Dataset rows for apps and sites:
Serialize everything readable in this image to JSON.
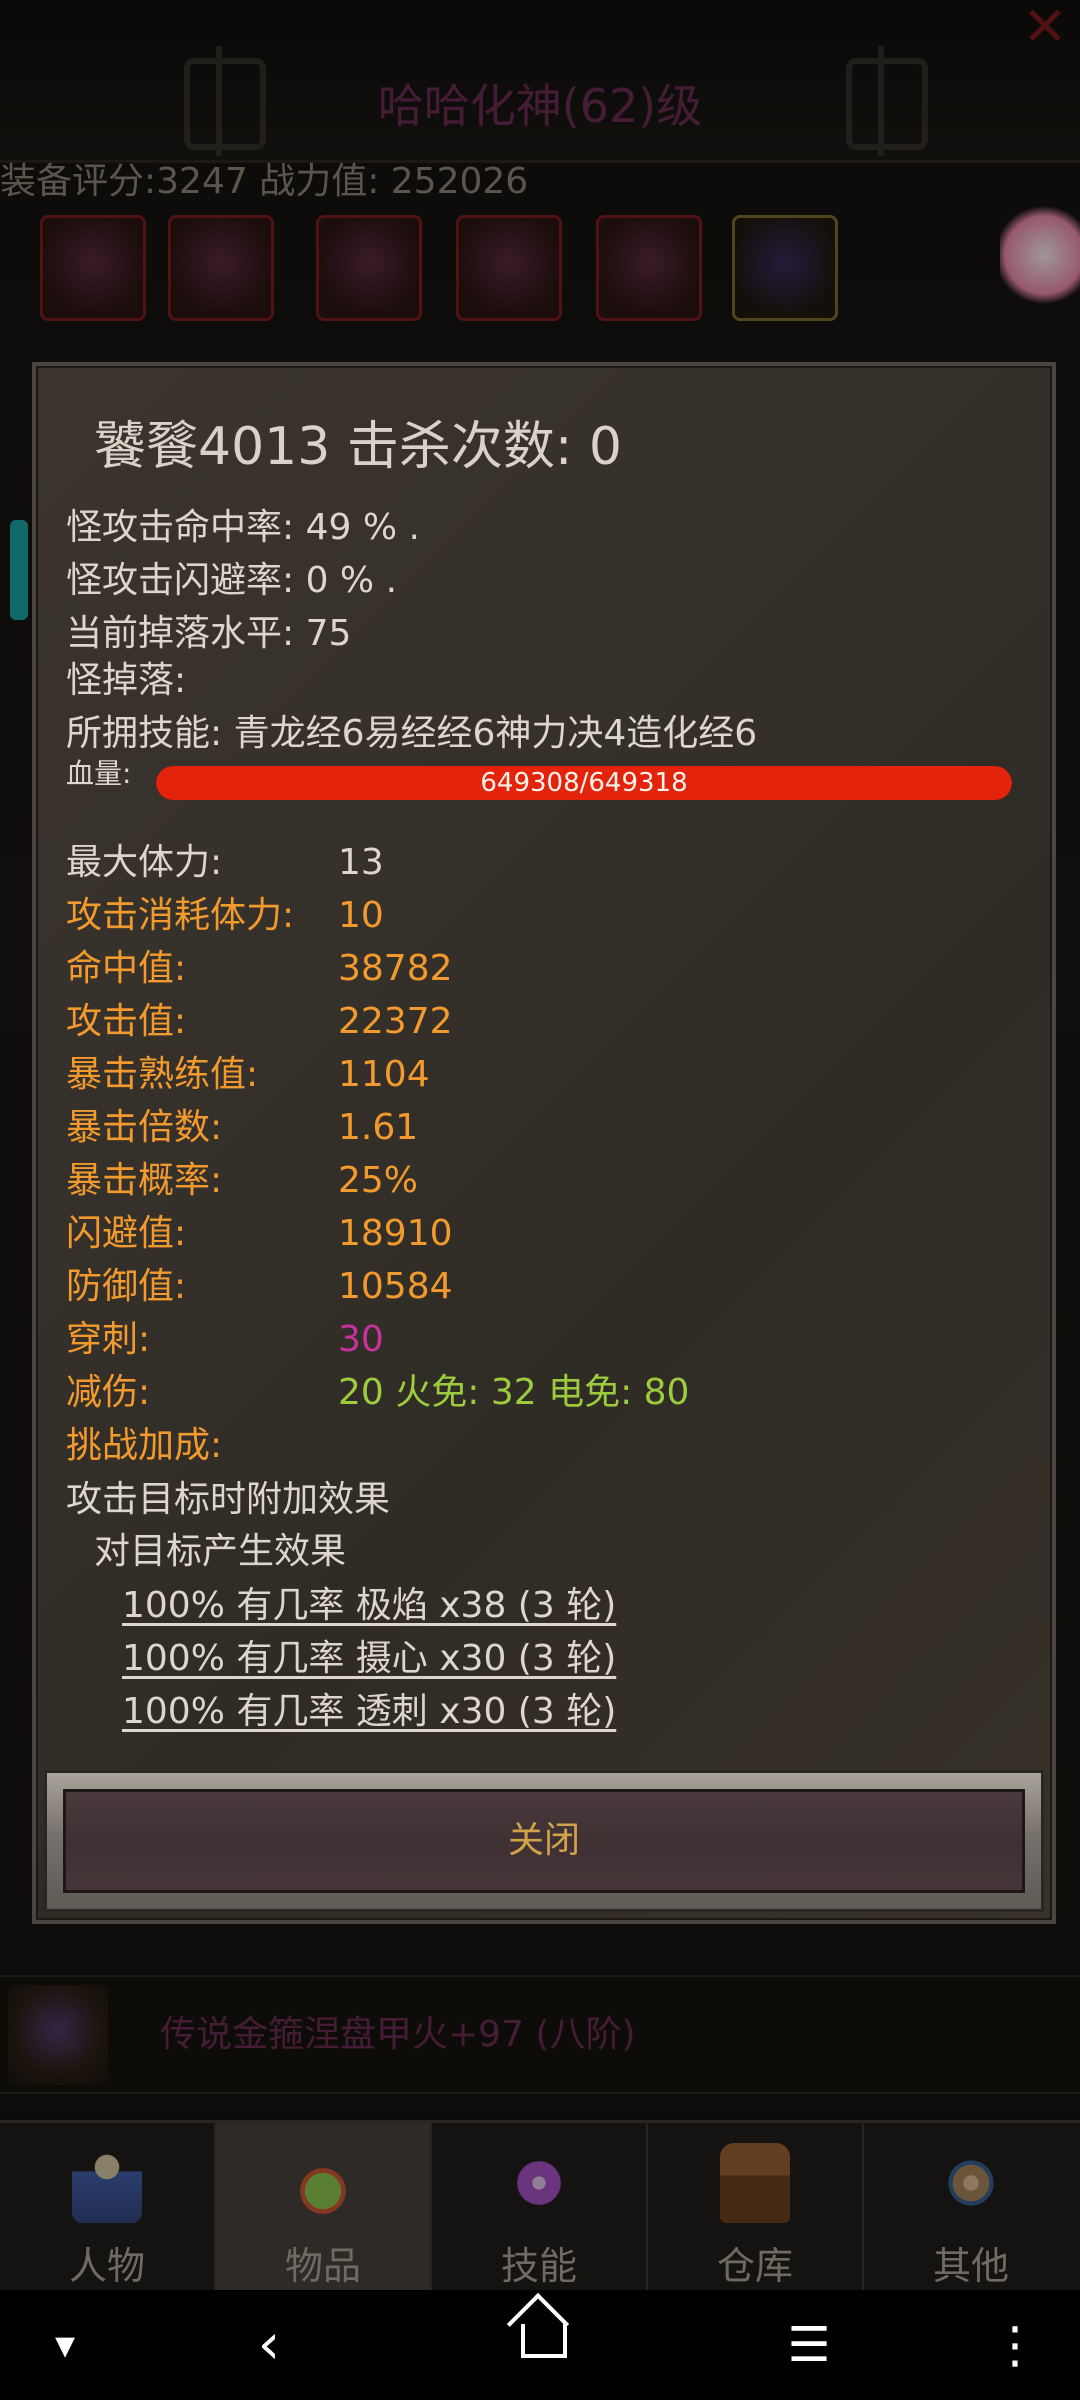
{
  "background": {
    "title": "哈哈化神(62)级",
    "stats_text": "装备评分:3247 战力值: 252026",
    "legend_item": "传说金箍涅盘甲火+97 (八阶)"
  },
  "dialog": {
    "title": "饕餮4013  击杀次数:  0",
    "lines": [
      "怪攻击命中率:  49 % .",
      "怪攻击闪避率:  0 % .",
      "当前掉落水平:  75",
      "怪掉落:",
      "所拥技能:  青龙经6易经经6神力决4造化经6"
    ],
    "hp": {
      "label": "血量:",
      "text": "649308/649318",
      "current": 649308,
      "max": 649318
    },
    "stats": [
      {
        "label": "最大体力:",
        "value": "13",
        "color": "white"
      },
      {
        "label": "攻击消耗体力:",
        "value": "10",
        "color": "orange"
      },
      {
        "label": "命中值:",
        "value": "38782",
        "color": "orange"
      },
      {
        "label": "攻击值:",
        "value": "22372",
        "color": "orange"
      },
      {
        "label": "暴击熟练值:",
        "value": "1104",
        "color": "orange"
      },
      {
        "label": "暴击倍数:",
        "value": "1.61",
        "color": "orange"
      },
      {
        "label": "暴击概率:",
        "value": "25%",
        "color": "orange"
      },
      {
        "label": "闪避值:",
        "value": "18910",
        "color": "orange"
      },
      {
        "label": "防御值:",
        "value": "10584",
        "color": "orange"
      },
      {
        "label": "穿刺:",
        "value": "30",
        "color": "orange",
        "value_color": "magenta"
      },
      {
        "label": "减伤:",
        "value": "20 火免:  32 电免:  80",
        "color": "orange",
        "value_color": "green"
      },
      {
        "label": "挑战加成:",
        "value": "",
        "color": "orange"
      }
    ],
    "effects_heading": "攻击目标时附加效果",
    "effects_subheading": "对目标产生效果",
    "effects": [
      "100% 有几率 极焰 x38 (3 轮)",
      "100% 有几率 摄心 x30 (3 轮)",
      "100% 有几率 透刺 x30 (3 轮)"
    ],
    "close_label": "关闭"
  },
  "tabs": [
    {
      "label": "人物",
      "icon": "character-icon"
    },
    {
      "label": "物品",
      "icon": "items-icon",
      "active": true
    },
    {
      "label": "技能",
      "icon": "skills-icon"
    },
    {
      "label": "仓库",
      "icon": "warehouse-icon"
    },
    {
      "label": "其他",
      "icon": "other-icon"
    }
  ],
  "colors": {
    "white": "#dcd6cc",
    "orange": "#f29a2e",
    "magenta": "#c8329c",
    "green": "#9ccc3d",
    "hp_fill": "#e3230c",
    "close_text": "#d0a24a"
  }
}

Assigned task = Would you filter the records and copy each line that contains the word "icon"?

Reply to the task =
      "icon": "character-icon"
      "icon": "items-icon",
      "icon": "skills-icon"
      "icon": "warehouse-icon"
      "icon": "other-icon"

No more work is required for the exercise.